▸ Exercise prompt:
Scan the data below for lines containing the string "JSON" and give only how many there are.

(Dataset rows for apps and sites)
-- -- --

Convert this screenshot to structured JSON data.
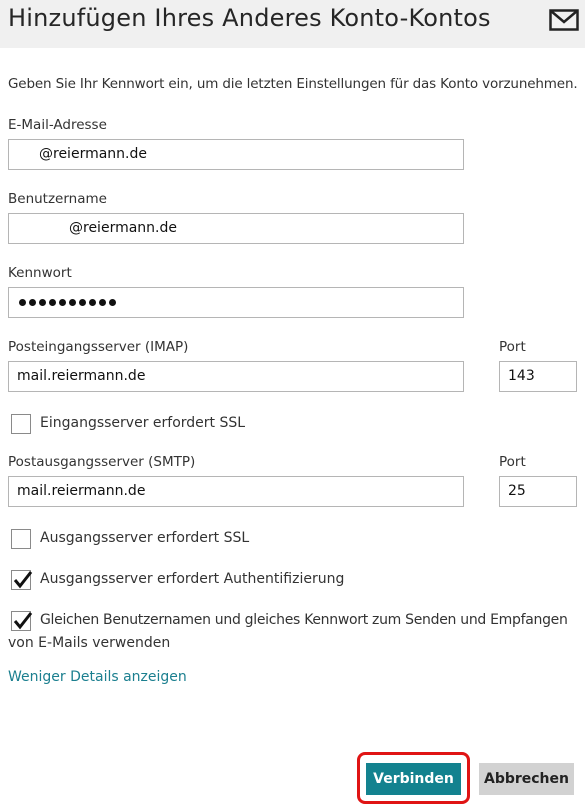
{
  "header": {
    "title": "Hinzufügen Ihres Anderes Konto-Kontos",
    "icon": "mail-icon"
  },
  "intro_text": "Geben Sie Ihr Kennwort ein, um die letzten Einstellungen für das Konto vorzunehmen.",
  "fields": {
    "email": {
      "label": "E-Mail-Adresse",
      "value": "@reiermann.de"
    },
    "username": {
      "label": "Benutzername",
      "value": "@reiermann.de"
    },
    "password": {
      "label": "Kennwort",
      "masked_length": 10
    },
    "incoming_server": {
      "label": "Posteingangsserver (IMAP)",
      "value": "mail.reiermann.de"
    },
    "incoming_port": {
      "label": "Port",
      "value": "143"
    },
    "outgoing_server": {
      "label": "Postausgangsserver (SMTP)",
      "value": "mail.reiermann.de"
    },
    "outgoing_port": {
      "label": "Port",
      "value": "25"
    }
  },
  "checkboxes": {
    "incoming_ssl": {
      "label": "Eingangsserver erfordert SSL",
      "checked": false
    },
    "outgoing_ssl": {
      "label": "Ausgangsserver erfordert SSL",
      "checked": false
    },
    "outgoing_auth": {
      "label": "Ausgangsserver erfordert Authentifizierung",
      "checked": true
    },
    "same_credentials": {
      "label_line1": "Gleichen Benutzernamen und gleiches Kennwort zum Senden und Empfangen",
      "label_line2": "von E-Mails verwenden",
      "checked": true
    }
  },
  "links": {
    "less_details": "Weniger Details anzeigen"
  },
  "buttons": {
    "connect": "Verbinden",
    "cancel": "Abbrechen"
  },
  "colors": {
    "accent": "#13828f",
    "link": "#1b7f8f",
    "highlight": "#e01414"
  }
}
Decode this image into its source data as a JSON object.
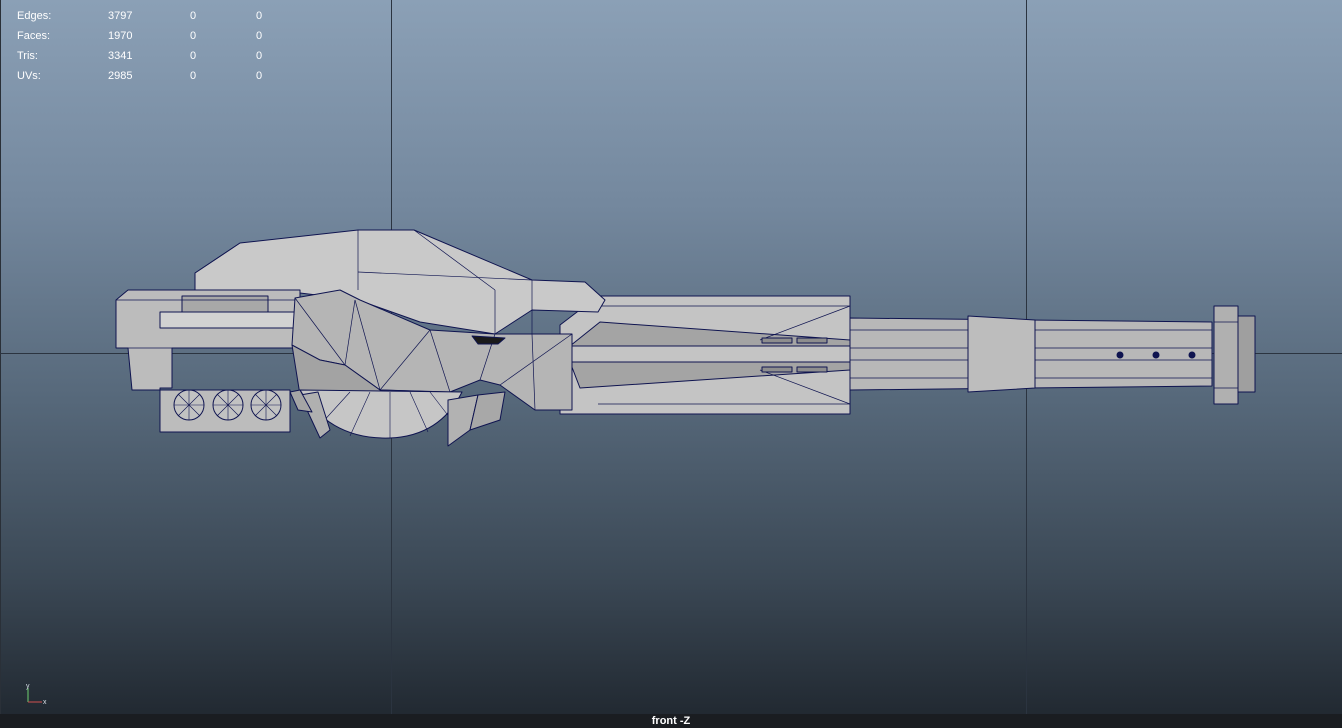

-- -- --

▸ Exercise solution:
2